- The ability to participate fully and in an informed manner in their surgical and hormonal options.
- Transsexual people generally have a strongly defined sense of gender – man or woman.
- Can compete in sport up to and including Olympic level through established protocols.
- Many effective and extensive organizations worldwide, with some NGOs attracting government funding (e.g. NSW Gender Centre).
- Natural variation in biological sex does not match social expectations of normality.
- No recognition in human rights or other law. No inclusion in workplace programs like Pride in Diversity.
- If desired, can change cardinal documents in New South Wales, Victoria and Queensland on evidence of intersex status, due to error on birth certificate.
- Physical differences affect the whole of the body including brain anatomy and especially sex anatomy.
- Apart from extremely rare circumstances, unable to reproduce because of physical differences in reproductive parts.
- No right to marriage as intersex. The right to marry someone of the opposite legal gender.
- A jumble of medical protocols with mixed outcomes that are poorly understood with nearly no long-term follow up.
- Very little research, and nearly no access to well-studied and appropriate medications.
- Insistence on inappropriate and harmful medication when individuals do not conform with diagnosis expectations.
- Administration of harmful drugs to pregnant women in an effort to prevent intersex births with a possible outcome of brain damage to the unborn.
- Only some medication available through PBS – the Pharmaceutical Benefits Scheme.
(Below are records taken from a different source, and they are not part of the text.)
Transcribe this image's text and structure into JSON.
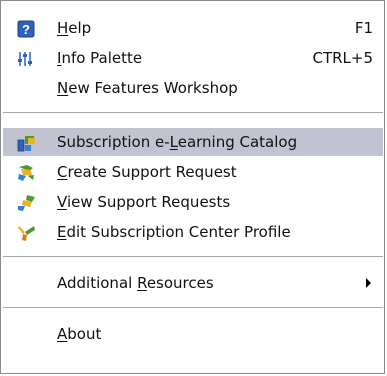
{
  "menu": {
    "items": [
      {
        "pre": "",
        "u": "H",
        "post": "elp",
        "shortcut": "F1",
        "icon": "help-icon"
      },
      {
        "pre": "",
        "u": "I",
        "post": "nfo Palette",
        "shortcut": "CTRL+5",
        "icon": "info-palette-icon"
      },
      {
        "pre": "",
        "u": "N",
        "post": "ew Features Workshop",
        "shortcut": "",
        "icon": ""
      },
      {
        "pre": "Subscription e-",
        "u": "L",
        "post": "earning Catalog",
        "shortcut": "",
        "icon": "elearning-catalog-icon"
      },
      {
        "pre": "",
        "u": "C",
        "post": "reate Support Request",
        "shortcut": "",
        "icon": "create-support-request-icon"
      },
      {
        "pre": "",
        "u": "V",
        "post": "iew Support Requests",
        "shortcut": "",
        "icon": "view-support-requests-icon"
      },
      {
        "pre": "",
        "u": "E",
        "post": "dit Subscription Center Profile",
        "shortcut": "",
        "icon": "edit-profile-icon"
      },
      {
        "pre": "Additional ",
        "u": "R",
        "post": "esources",
        "shortcut": "",
        "icon": "submenu-arrow-icon"
      },
      {
        "pre": "",
        "u": "A",
        "post": "bout",
        "shortcut": "",
        "icon": ""
      }
    ]
  },
  "colors": {
    "highlight": "#c1c4d0",
    "help_blue": "#2f63b8",
    "green": "#4e9a2b",
    "yellow": "#e8b22a"
  }
}
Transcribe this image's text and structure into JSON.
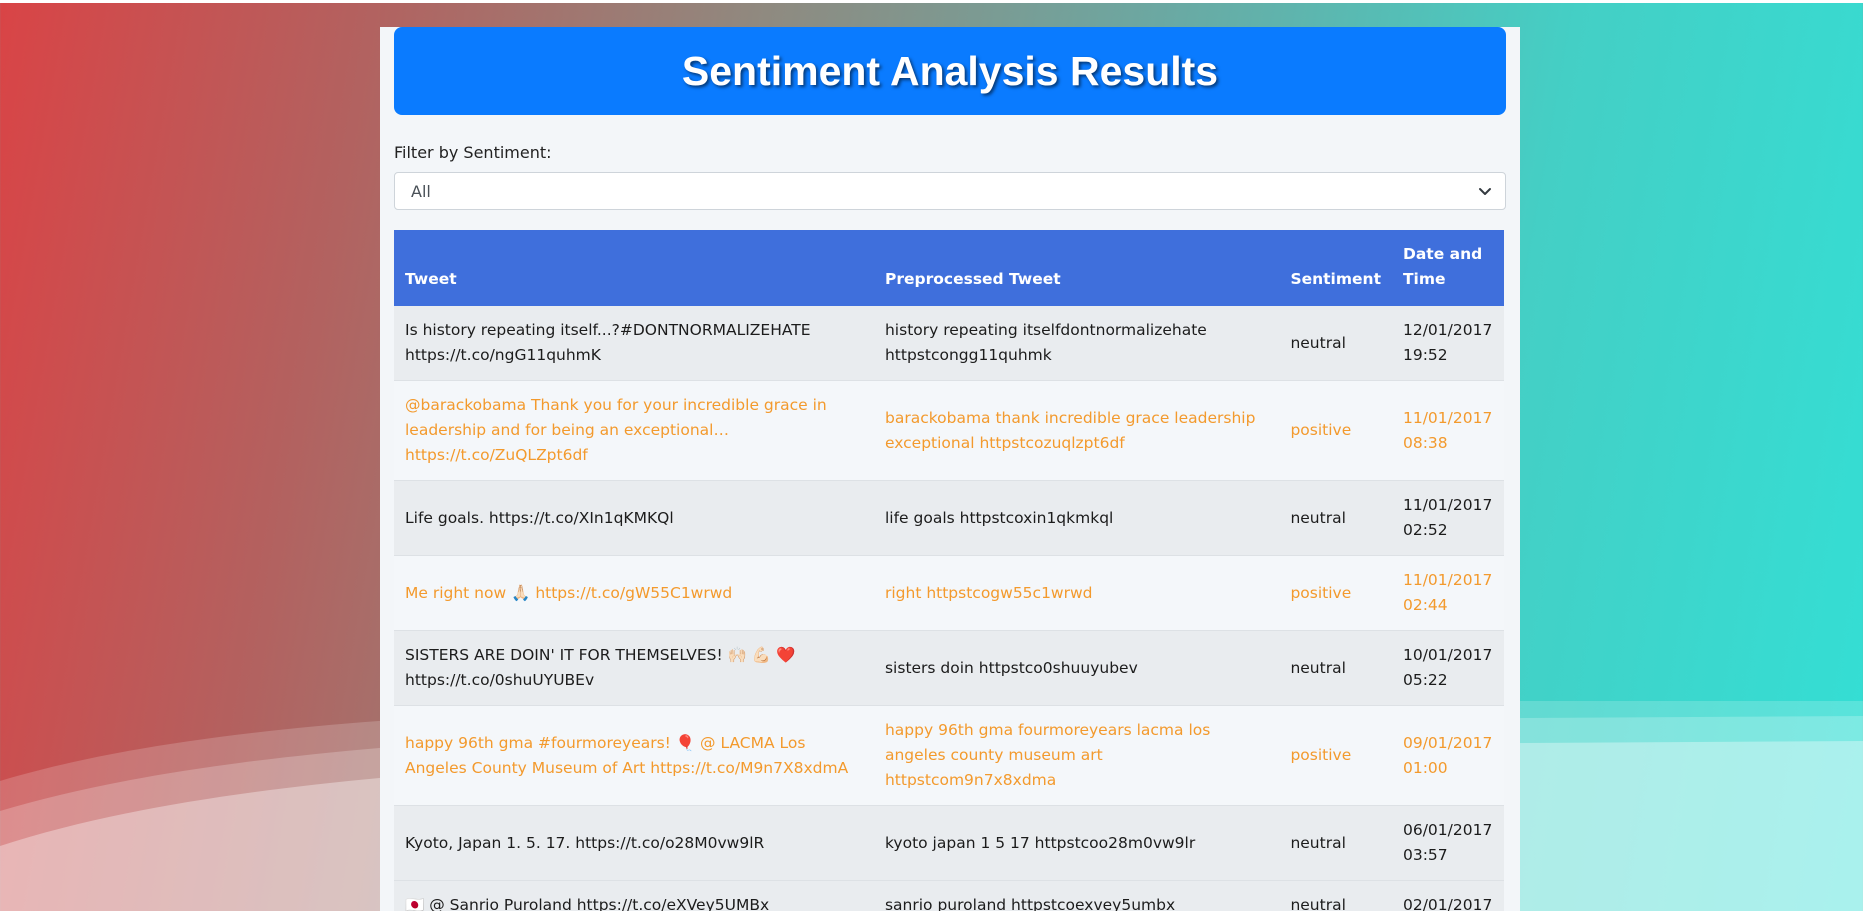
{
  "page": {
    "title": "Sentiment Analysis Results"
  },
  "filter": {
    "label": "Filter by Sentiment:",
    "selected": "All"
  },
  "table": {
    "headers": {
      "tweet": "Tweet",
      "preprocessed": "Preprocessed Tweet",
      "sentiment": "Sentiment",
      "datetime": "Date and Time"
    },
    "rows": [
      {
        "tweet": "Is history repeating itself...?#DONTNORMALIZEHATE https://t.co/ngG11quhmK",
        "preprocessed": "history repeating itselfdontnormalizehate httpstcongg11quhmk",
        "sentiment": "neutral",
        "datetime": "12/01/2017 19:52"
      },
      {
        "tweet": "@barackobama Thank you for your incredible grace in leadership and for being an exceptional… https://t.co/ZuQLZpt6df",
        "preprocessed": "barackobama thank incredible grace leadership exceptional httpstcozuqlzpt6df",
        "sentiment": "positive",
        "datetime": "11/01/2017 08:38"
      },
      {
        "tweet": "Life goals. https://t.co/XIn1qKMKQl",
        "preprocessed": "life goals httpstcoxin1qkmkql",
        "sentiment": "neutral",
        "datetime": "11/01/2017 02:52"
      },
      {
        "tweet": "Me right now 🙏🏻 https://t.co/gW55C1wrwd",
        "preprocessed": "right httpstcogw55c1wrwd",
        "sentiment": "positive",
        "datetime": "11/01/2017 02:44"
      },
      {
        "tweet": "SISTERS ARE DOIN' IT FOR THEMSELVES! 🙌🏻 💪🏻 ❤️ https://t.co/0shuUYUBEv",
        "preprocessed": "sisters doin httpstco0shuuyubev",
        "sentiment": "neutral",
        "datetime": "10/01/2017 05:22"
      },
      {
        "tweet": "happy 96th gma #fourmoreyears! 🎈 @ LACMA Los Angeles County Museum of Art https://t.co/M9n7X8xdmA",
        "preprocessed": "happy 96th gma fourmoreyears lacma los angeles county museum art httpstcom9n7x8xdma",
        "sentiment": "positive",
        "datetime": "09/01/2017 01:00"
      },
      {
        "tweet": "Kyoto, Japan 1. 5. 17. https://t.co/o28M0vw9lR",
        "preprocessed": "kyoto japan 1 5 17 httpstcoo28m0vw9lr",
        "sentiment": "neutral",
        "datetime": "06/01/2017 03:57"
      },
      {
        "tweet": "🇯🇵 @ Sanrio Puroland https://t.co/eXVey5UMBx",
        "preprocessed": "sanrio puroland httpstcoexvey5umbx",
        "sentiment": "neutral",
        "datetime": "02/01/2017"
      }
    ]
  },
  "colors": {
    "header_bg": "#0a7bff",
    "table_header_bg": "#3f6fdc",
    "positive_text": "#f39a2d",
    "neutral_row_bg": "#e9ecef",
    "positive_row_bg": "#f4f7fa"
  },
  "icons": {
    "select_arrow": "chevron-down-icon"
  }
}
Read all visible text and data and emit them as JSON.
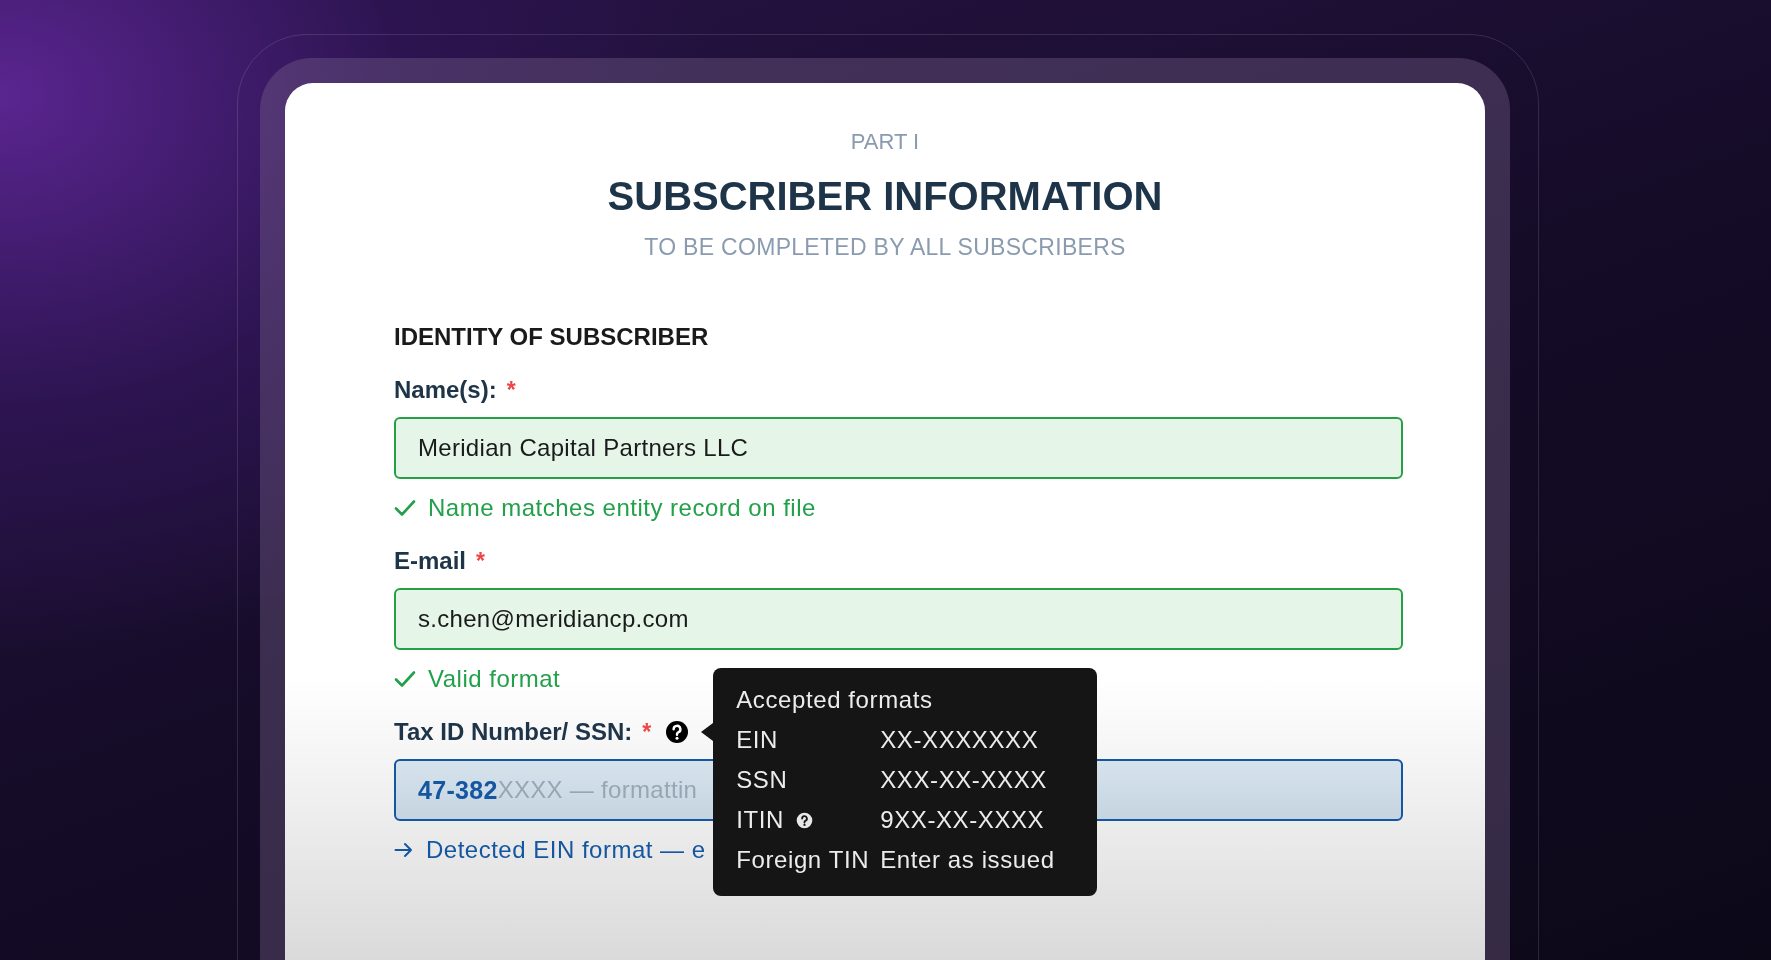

- Enforced surgery with little information available, without peer support and with scant knowledge in respect of outcomes.
- Often surgery is conducted without consent.
- Protocols for competition in sport are just being established, due to the treatment of Caster Semenya.
- Weak sense of gender – man or woman.
- Very few intersex organizations worldwide, with none receiving any government funding.